At 7:09 of the video, why you can just put line9 as: if ( correctGuess )?

At 7:09 of the video, why you can just put line9 as: if ( correctGuess )? What if the user didn't guess the number? Would it still console.log (' You guessed the number!') ?

2 Answers

If statements use a conditional operator to determine program flow (if it evaluates to true, the code in the if statement's curly braces will execute, if it evaluates to false then it executes the else code, if there is any, or, if there is no else block, it will just skip the if block).

In effect:

( correctGuess === true )

will either evaluate to true or false, depending on the value of correctGuess. Consider this code:

if ( true ) {
  // will always execute

therefore, if correctGuess = true, then

if ( correctGuess ) {
  // will always execute

but if correctGuess = false, then

if ( correctGuess ) {
  // will NOT execute
} else {
  // will execute (if there is an else block)*
// *(otherwise) execution resumes here...

Does that make sense now?

I hope that helps. Happy coding!

Thank you!

Another way to think of it relates to why the variable is named correctGuess in the first place (which is a very appropriate variable name for a boolean value, actually).

If it's true, then the guess is, in fact, CORRECT (DO go into the if block)


If it's false, then the guess is, in fact, INCORRECT (So, therefore, DON'T go into the if block, or run the ELSE code, if there is any)

Again, I hope that helps. Happy coding!

In fact, you could probably improve the varible name to make the logic even more clear by renaming it to guess_is_correct.

Then the code would read:

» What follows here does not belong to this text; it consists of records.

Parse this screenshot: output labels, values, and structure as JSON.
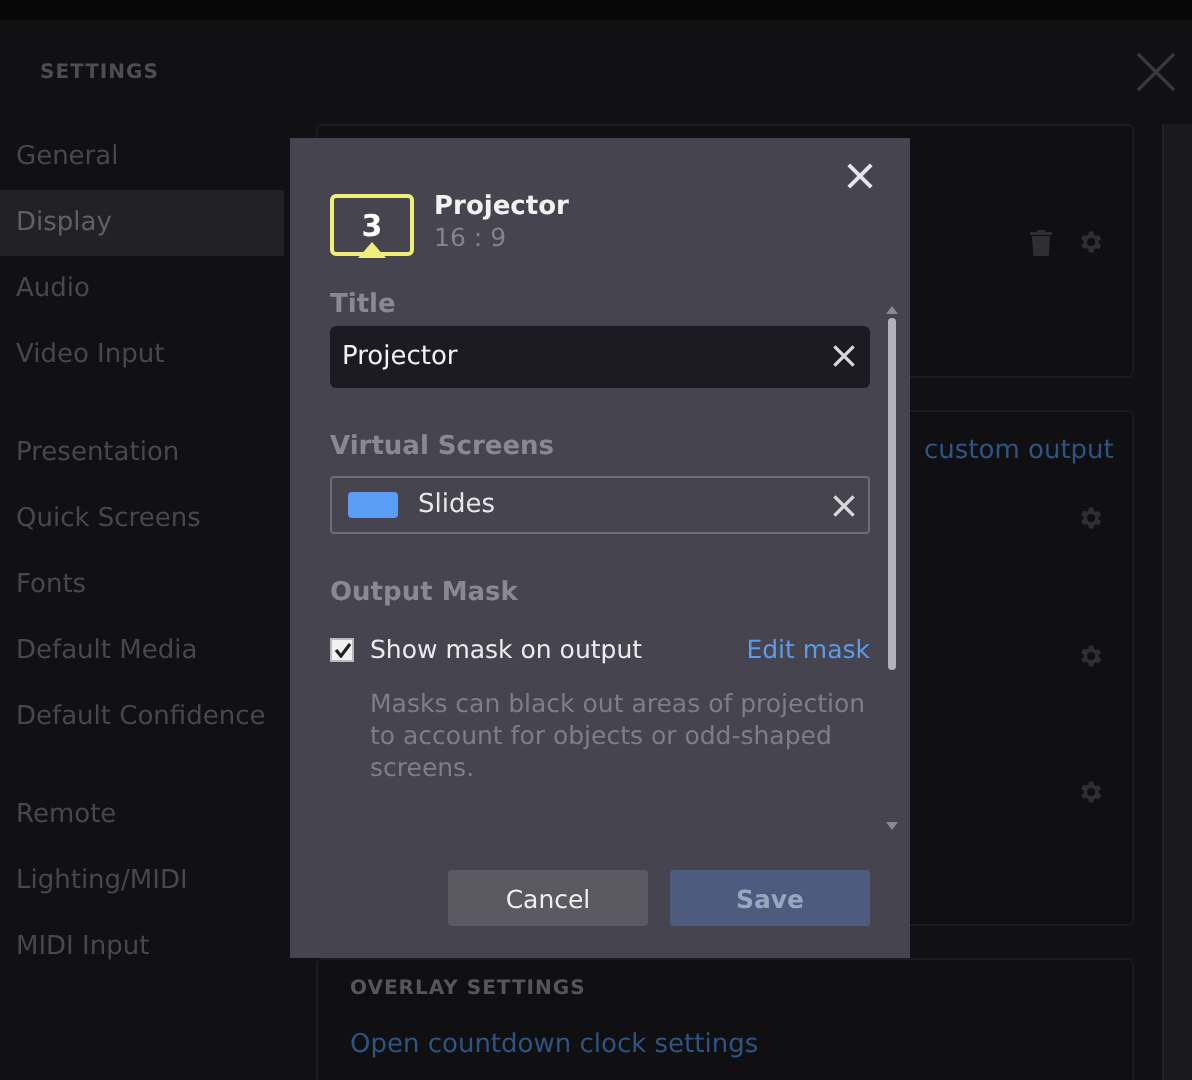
{
  "header": {
    "title": "SETTINGS"
  },
  "sidebar": {
    "groups": [
      {
        "items": [
          {
            "label": "General",
            "selected": false
          },
          {
            "label": "Display",
            "selected": true
          },
          {
            "label": "Audio",
            "selected": false
          },
          {
            "label": "Video Input",
            "selected": false
          }
        ]
      },
      {
        "items": [
          {
            "label": "Presentation",
            "selected": false
          },
          {
            "label": "Quick Screens",
            "selected": false
          },
          {
            "label": "Fonts",
            "selected": false
          },
          {
            "label": "Default Media",
            "selected": false
          },
          {
            "label": "Default Confidence",
            "selected": false
          }
        ]
      },
      {
        "items": [
          {
            "label": "Remote",
            "selected": false
          },
          {
            "label": "Lighting/MIDI",
            "selected": false
          },
          {
            "label": "MIDI Input",
            "selected": false
          }
        ]
      }
    ]
  },
  "content": {
    "custom_output_link": "custom output",
    "overlay_heading": "OVERLAY SETTINGS",
    "countdown_link": "Open countdown clock settings"
  },
  "modal": {
    "screen_number": "3",
    "title": "Projector",
    "aspect": "16 : 9",
    "fields": [
      {
        "label": "Title",
        "kind": "text",
        "value": "Projector"
      },
      {
        "label": "Virtual Screens",
        "kind": "chip",
        "value": "Slides"
      }
    ],
    "output_mask": {
      "heading": "Output Mask",
      "checkbox": {
        "label": "Show mask on output",
        "checked": true
      },
      "link": "Edit mask",
      "description": "Masks can black out areas of projection to account for objects or odd-shaped screens."
    },
    "buttons": [
      {
        "label": "Cancel",
        "kind": "secondary",
        "disabled": false
      },
      {
        "label": "Save",
        "kind": "primary",
        "disabled": true
      }
    ]
  }
}
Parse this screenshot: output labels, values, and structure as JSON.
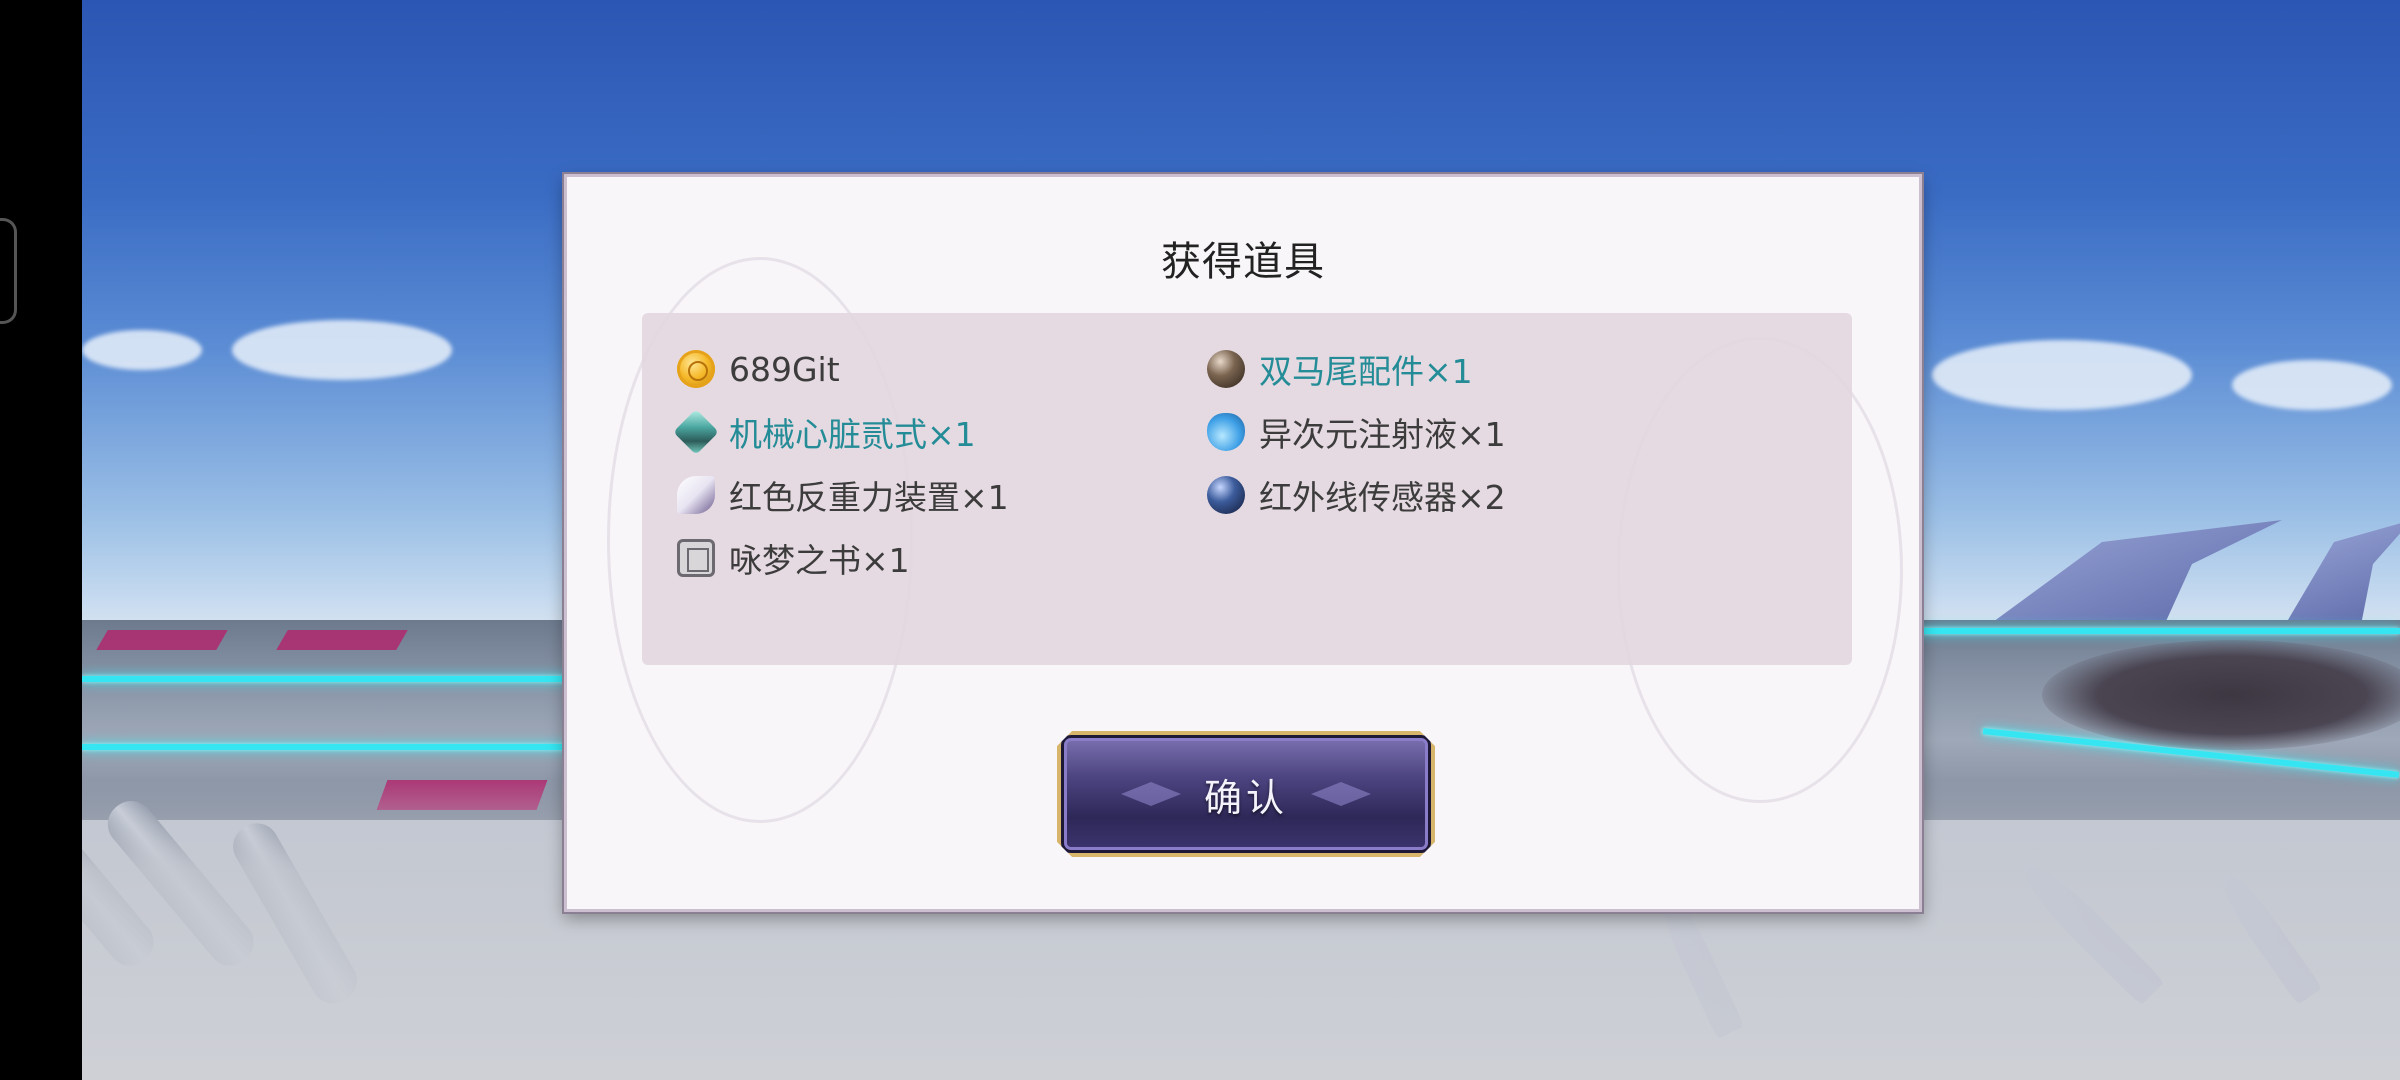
{
  "dialog": {
    "title": "获得道具",
    "confirm_label": "确认"
  },
  "rewards": [
    {
      "name": "689Git",
      "icon": "gold-coin-icon",
      "rare": false
    },
    {
      "name": "双马尾配件×1",
      "icon": "brown-orb-icon",
      "rare": true
    },
    {
      "name": "机械心脏贰式×1",
      "icon": "crystal-icon",
      "rare": true
    },
    {
      "name": "异次元注射液×1",
      "icon": "potion-icon",
      "rare": false
    },
    {
      "name": "红色反重力装置×1",
      "icon": "feather-icon",
      "rare": false
    },
    {
      "name": "红外线传感器×2",
      "icon": "blue-orb-icon",
      "rare": false
    },
    {
      "name": "咏梦之书×1",
      "icon": "book-icon",
      "rare": false
    }
  ],
  "colors": {
    "rare_text": "#248c96",
    "normal_text": "#3c3c3c",
    "button_border": "#d7b56a",
    "neon": "#35e6f2"
  }
}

if ( guess_is_correct ) { // === true
  // execute this code...
} else { // === false, and therefore, guess is NOT correct
 // then execute this code...

Again, I hope that helps. Happy coding!